By Bernie Becker - 06/06/12 07:29 PM EDT
“As I stand here today, I see no signs from Republicans that they want to change their course,” the Iowa Democrat added. “Now, if by sunset today, they want to redeem themselves, fine.”
Harkin’s comments at the Wednesday news conference took place the same day students are pressing lawmakers to come up with an extension of student loan rates.
The current interest rates for subsidized Stafford loans, 3.4 percent, is scheduled to rise to 6.8 percent on July 1, and the White House has said continuing the current rates is a top priority.
GOP lawmakers have also said they want a year-long extension, with the House having already passed a bill that covers the roughly $6 billion cost by eliminating a public health prevention fund from the Democratic healthcare overhaul.
But Harkin and Sen. Jack Reed (D-R.I.) also declared at Wednesday’s news conference that Republicans weren’t always so interested in a deal on student loans. Senate Republicans also blocked a Democratic proposal that would have paid for an extension by forcing some wealthier taxpayers to pay higher payroll taxes.
The two senators also noted that House Speaker John Boehner (R-Ohio) told his conference last week that the end-of-the month deadline was basically phony, according to a GOP aide, and that rates could be extended retroactively.
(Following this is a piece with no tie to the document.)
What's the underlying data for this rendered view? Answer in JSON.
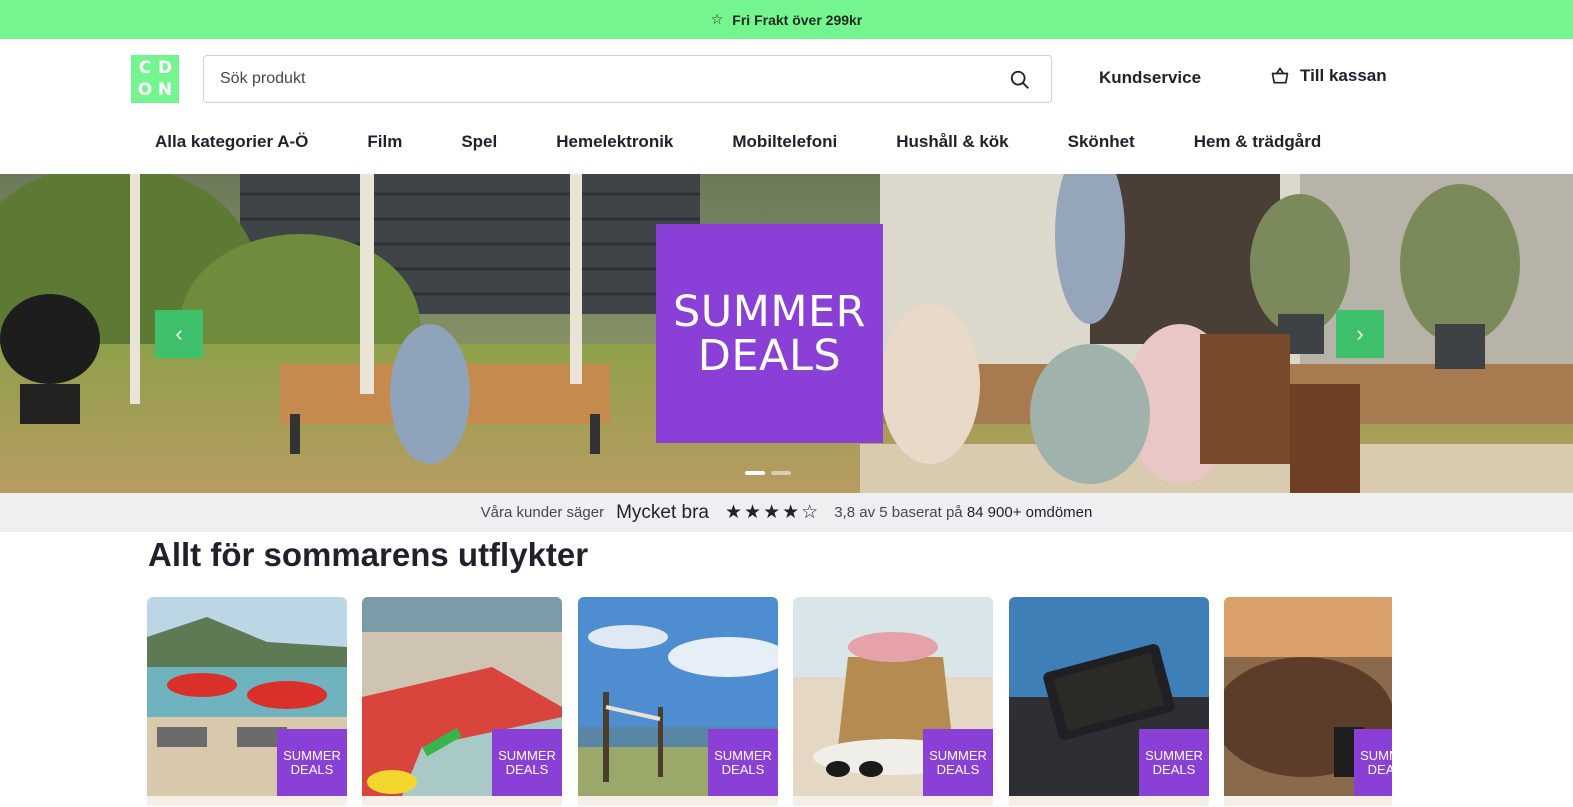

Those comments came the same day Boehner joined House Majority Leader Eric Cantor (R-Va.), Senate Minority Leader Mitch McConnell (R-Ky.) and Senate Minority Whip Jon Kyl (R-Ariz.) in sending their offer to the White House.
Republicans suggest that, in the aftermath of that proposal, they have they the political upper hand on the issue. Education Secretary Arne Duncan and other prominent Democrats declined to comment specifically on the GOP proposals on Tuesday, and GOP aides have said they have not received a response from the White House on the offer.
“The president was using the student loan issue for a political football, and it bounced back in his face,” Sen. Lamar Alexander (R-Tenn.) told reporters on Tuesday.
One of the ideas from the four GOP leaders would require federal workers to contribute more to their pension funds, the sort of proposal that has drawn howls from Democrats in the past.
The other proposal has limits on subsidies received by student loan recipients and changes to a tax on Medicaid providers.
But while other Democrats have been not gone into much detail on those ideas, Harkin and Reed were not shy in saying they fell short.
Harkin also said that congressional Republicans should be dealing with Democratic lawmakers instead of the Obama administration, and that the GOP proposal cherry-picked ideas from the White House budget.
“You’re taking money from low-income families, poor people, to help keep the interest rates low for poor students,” Harkin said. “That doesn’t make much sense.”
Still, Reed said he also thought it was more a question of when and not if lawmakers would agree to extend the rates, even as he also downplayed the most recent Republican offer.
“You look at this sort of hastily contrived letter sent to the president — that’s not yet the kind of meaningful dialogue we have to have,” Reed said. “Maybe I’m just hopeful we can do that before July 1.”